• Exercise:
For the entries presented below, indicate the number of lines that include the word "Runtimes", adding nothing else.

(Saved entries)
^^^^^^^^

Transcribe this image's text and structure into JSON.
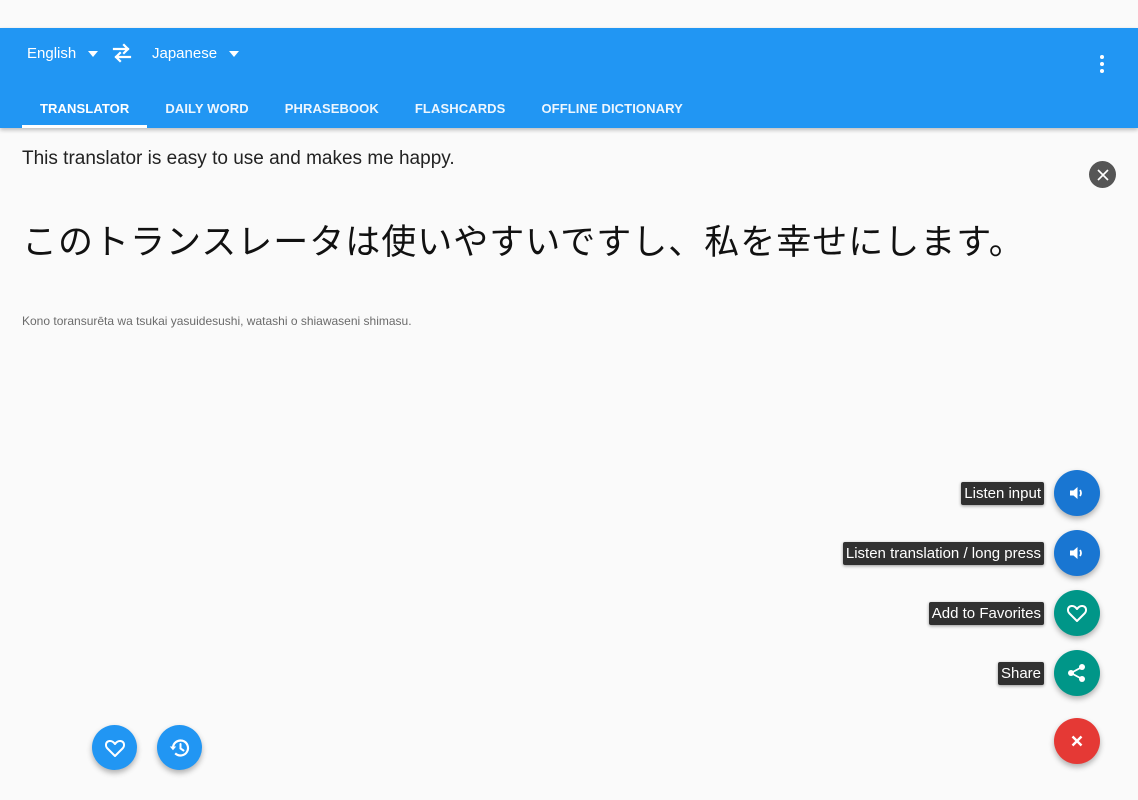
{
  "header": {
    "source_language": "English",
    "target_language": "Japanese",
    "icons": {
      "swap": "swap-arrows-icon",
      "overflow": "more-vert-icon"
    }
  },
  "tabs": [
    {
      "label": "TRANSLATOR",
      "active": true
    },
    {
      "label": "DAILY WORD",
      "active": false
    },
    {
      "label": "PHRASEBOOK",
      "active": false
    },
    {
      "label": "FLASHCARDS",
      "active": false
    },
    {
      "label": "OFFLINE DICTIONARY",
      "active": false
    }
  ],
  "translator": {
    "input_text": "This translator is easy to use and makes me happy.",
    "translation": "このトランスレータは使いやすいですし、私を幸せにします。",
    "transliteration": "Kono toransurēta wa tsukai yasuidesushi, watashi o shiawaseni shimasu."
  },
  "actions": [
    {
      "label": "Listen input",
      "icon": "volume-icon",
      "color": "#1976d2"
    },
    {
      "label": "Listen translation / long press",
      "icon": "volume-icon",
      "color": "#1976d2"
    },
    {
      "label": "Add to Favorites",
      "icon": "heart-outline-icon",
      "color": "#009688"
    },
    {
      "label": "Share",
      "icon": "share-icon",
      "color": "#009688"
    }
  ],
  "colors": {
    "primary": "#2196f3",
    "fab_blue": "#1976d2",
    "fab_teal": "#009688",
    "fab_red": "#e53935"
  }
}
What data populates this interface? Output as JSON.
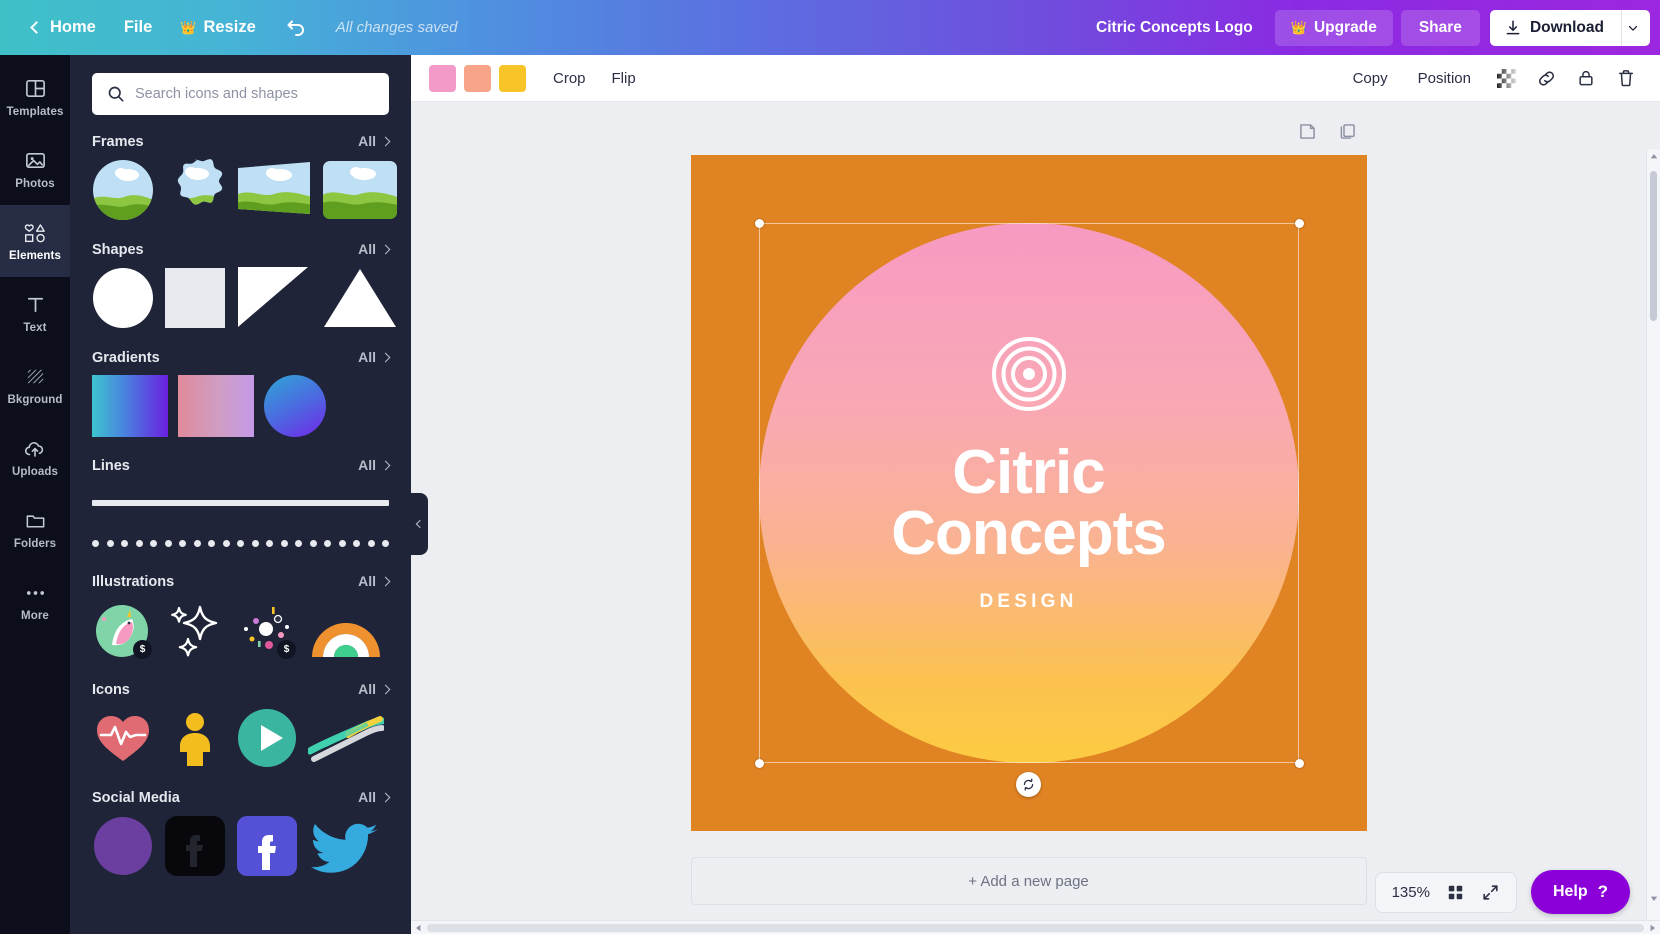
{
  "topbar": {
    "home": "Home",
    "file": "File",
    "resize": "Resize",
    "saved_status": "All changes saved",
    "doc_title": "Citric Concepts Logo",
    "upgrade": "Upgrade",
    "share": "Share",
    "download": "Download",
    "accent_start": "#3fc0c7",
    "accent_end": "#9c27e0"
  },
  "rail": {
    "items": [
      {
        "label": "Templates",
        "icon": "templates-icon",
        "active": false
      },
      {
        "label": "Photos",
        "icon": "photos-icon",
        "active": false
      },
      {
        "label": "Elements",
        "icon": "elements-icon",
        "active": true
      },
      {
        "label": "Text",
        "icon": "text-icon",
        "active": false
      },
      {
        "label": "Bkground",
        "icon": "background-icon",
        "active": false
      },
      {
        "label": "Uploads",
        "icon": "uploads-icon",
        "active": false
      },
      {
        "label": "Folders",
        "icon": "folders-icon",
        "active": false
      },
      {
        "label": "More",
        "icon": "more-icon",
        "active": false
      }
    ]
  },
  "panel": {
    "search_placeholder": "Search icons and shapes",
    "search_value": "",
    "all_label": "All",
    "sections": {
      "frames": "Frames",
      "shapes": "Shapes",
      "gradients": "Gradients",
      "lines": "Lines",
      "illustrations": "Illustrations",
      "icons": "Icons",
      "social": "Social Media"
    },
    "pay_badge": "$"
  },
  "context_toolbar": {
    "swatches": [
      "#f49ac8",
      "#f7a489",
      "#f7c527"
    ],
    "crop": "Crop",
    "flip": "Flip",
    "copy": "Copy",
    "position": "Position",
    "transparency_icon": "transparency-icon",
    "link_icon": "link-icon",
    "lock_icon": "lock-icon",
    "delete_icon": "trash-icon"
  },
  "canvas": {
    "page_note_icon": "notes-icon",
    "duplicate_page_icon": "duplicate-page-icon",
    "add_page": "+ Add a new page",
    "background_color": "#e08323",
    "design": {
      "brand_line1": "Citric",
      "brand_line2": "Concepts",
      "sub": "DESIGN",
      "gradient_top": "#f79ac2",
      "gradient_mid": "#f8b09b",
      "gradient_bottom": "#fbc749",
      "emblem_icon": "concentric-rings-icon"
    }
  },
  "footer": {
    "zoom": "135%",
    "grid_icon": "grid-view-icon",
    "fullscreen_icon": "expand-icon",
    "help": "Help",
    "help_mark": "?",
    "help_color": "#8b00d9"
  }
}
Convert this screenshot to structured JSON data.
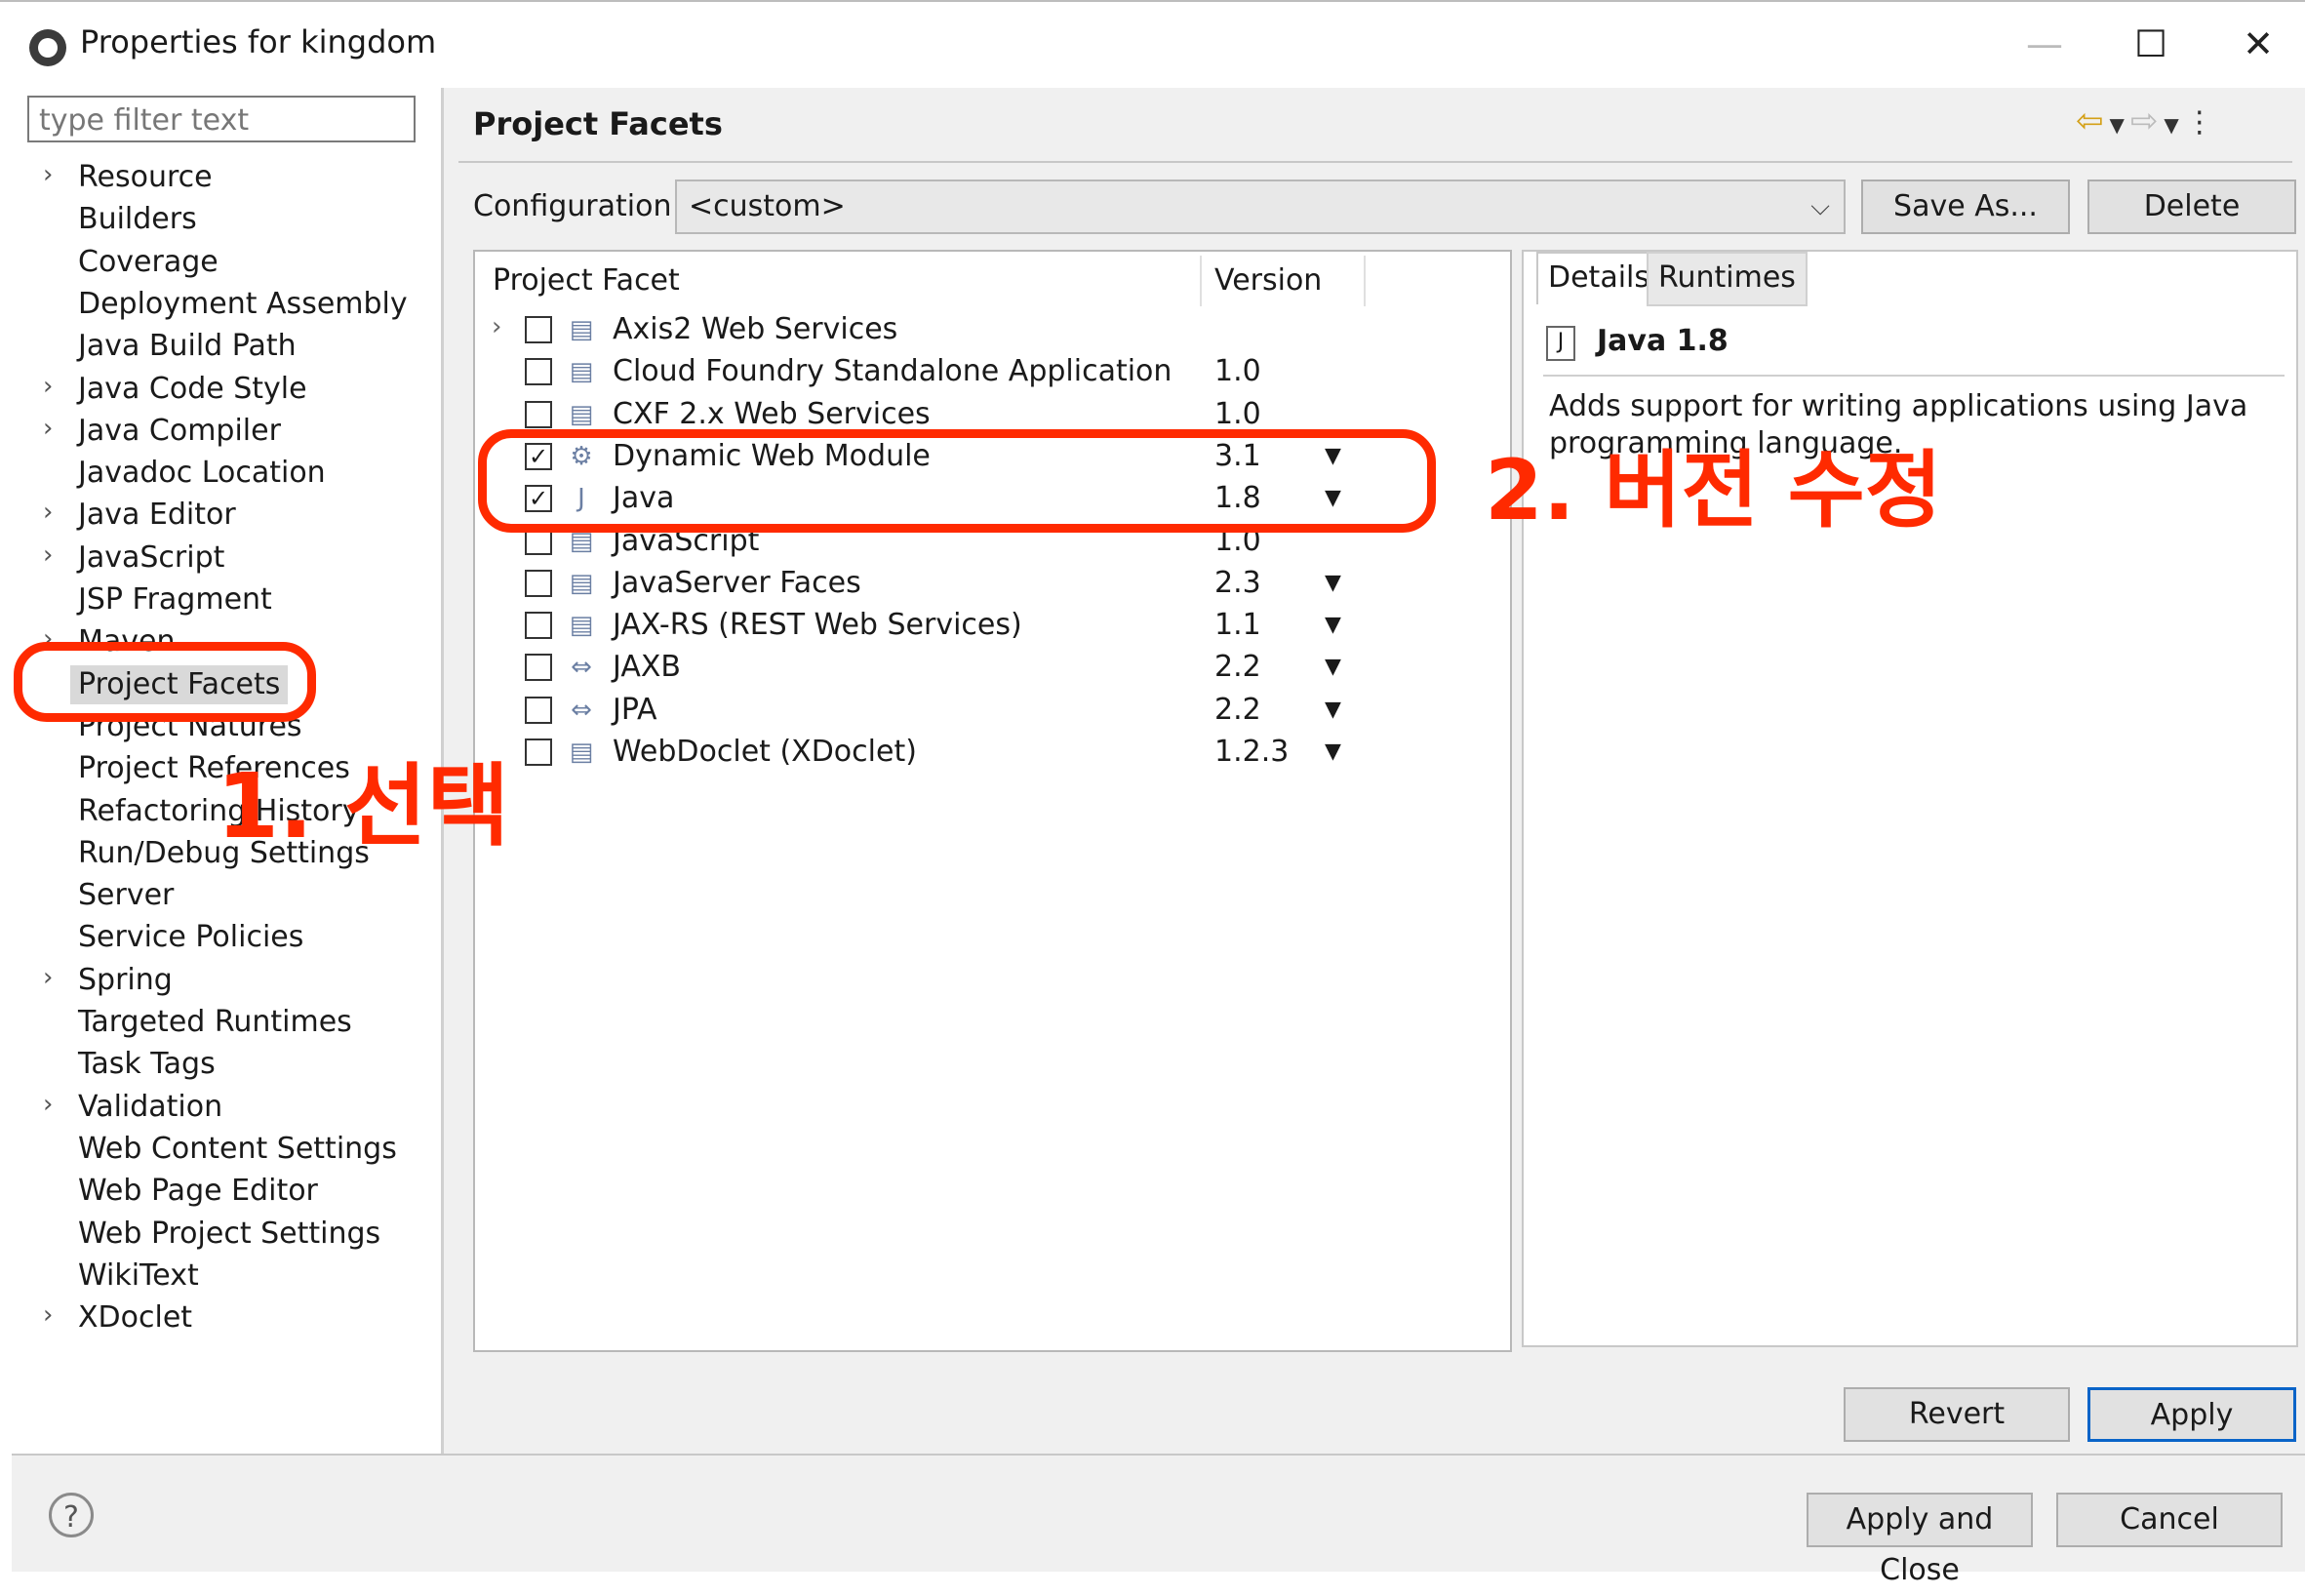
{
  "window": {
    "title": "Properties for kingdom",
    "minimize_glyph": "—",
    "maximize_glyph": "☐",
    "close_glyph": "✕"
  },
  "sidebar": {
    "filter_placeholder": "type filter text",
    "items": [
      {
        "label": "Resource",
        "expandable": true
      },
      {
        "label": "Builders",
        "expandable": false
      },
      {
        "label": "Coverage",
        "expandable": false
      },
      {
        "label": "Deployment Assembly",
        "expandable": false
      },
      {
        "label": "Java Build Path",
        "expandable": false
      },
      {
        "label": "Java Code Style",
        "expandable": true
      },
      {
        "label": "Java Compiler",
        "expandable": true
      },
      {
        "label": "Javadoc Location",
        "expandable": false
      },
      {
        "label": "Java Editor",
        "expandable": true
      },
      {
        "label": "JavaScript",
        "expandable": true
      },
      {
        "label": "JSP Fragment",
        "expandable": false
      },
      {
        "label": "Maven",
        "expandable": true
      },
      {
        "label": "Project Facets",
        "expandable": false,
        "selected": true
      },
      {
        "label": "Project Natures",
        "expandable": false
      },
      {
        "label": "Project References",
        "expandable": false
      },
      {
        "label": "Refactoring History",
        "expandable": false
      },
      {
        "label": "Run/Debug Settings",
        "expandable": false
      },
      {
        "label": "Server",
        "expandable": false
      },
      {
        "label": "Service Policies",
        "expandable": false
      },
      {
        "label": "Spring",
        "expandable": true
      },
      {
        "label": "Targeted Runtimes",
        "expandable": false
      },
      {
        "label": "Task Tags",
        "expandable": false
      },
      {
        "label": "Validation",
        "expandable": true
      },
      {
        "label": "Web Content Settings",
        "expandable": false
      },
      {
        "label": "Web Page Editor",
        "expandable": false
      },
      {
        "label": "Web Project Settings",
        "expandable": false
      },
      {
        "label": "WikiText",
        "expandable": false
      },
      {
        "label": "XDoclet",
        "expandable": true
      }
    ]
  },
  "main": {
    "title": "Project Facets",
    "configuration_label": "Configuration:",
    "configuration_value": "<custom>",
    "save_as_label": "Save As...",
    "delete_label": "Delete",
    "col_facet": "Project Facet",
    "col_version": "Version",
    "facets": [
      {
        "name": "Axis2 Web Services",
        "version": "",
        "checked": false,
        "expandable": true,
        "dropdown": false,
        "icon": "document-icon"
      },
      {
        "name": "Cloud Foundry Standalone Application",
        "version": "1.0",
        "checked": false,
        "expandable": false,
        "dropdown": false,
        "icon": "document-icon"
      },
      {
        "name": "CXF 2.x Web Services",
        "version": "1.0",
        "checked": false,
        "expandable": false,
        "dropdown": false,
        "icon": "document-icon"
      },
      {
        "name": "Dynamic Web Module",
        "version": "3.1",
        "checked": true,
        "expandable": false,
        "dropdown": true,
        "icon": "web-module-icon"
      },
      {
        "name": "Java",
        "version": "1.8",
        "checked": true,
        "expandable": false,
        "dropdown": true,
        "icon": "java-icon"
      },
      {
        "name": "JavaScript",
        "version": "1.0",
        "checked": false,
        "expandable": false,
        "dropdown": false,
        "icon": "document-icon"
      },
      {
        "name": "JavaServer Faces",
        "version": "2.3",
        "checked": false,
        "expandable": false,
        "dropdown": true,
        "icon": "document-icon"
      },
      {
        "name": "JAX-RS (REST Web Services)",
        "version": "1.1",
        "checked": false,
        "expandable": false,
        "dropdown": true,
        "icon": "document-icon"
      },
      {
        "name": "JAXB",
        "version": "2.2",
        "checked": false,
        "expandable": false,
        "dropdown": true,
        "icon": "bidirectional-arrow-icon"
      },
      {
        "name": "JPA",
        "version": "2.2",
        "checked": false,
        "expandable": false,
        "dropdown": true,
        "icon": "bidirectional-arrow-icon"
      },
      {
        "name": "WebDoclet (XDoclet)",
        "version": "1.2.3",
        "checked": false,
        "expandable": false,
        "dropdown": true,
        "icon": "document-icon"
      }
    ],
    "details_tab": "Details",
    "runtimes_tab": "Runtimes",
    "detail_title": "Java 1.8",
    "detail_description": "Adds support for writing applications using Java programming language.",
    "revert_label": "Revert",
    "apply_label": "Apply"
  },
  "footer": {
    "help_glyph": "?",
    "apply_close_label": "Apply and Close",
    "cancel_label": "Cancel"
  },
  "annotations": {
    "step1": "1. 선택",
    "step2": "2. 버전 수정",
    "color": "#ff2a00"
  }
}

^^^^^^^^

• The completed task:
2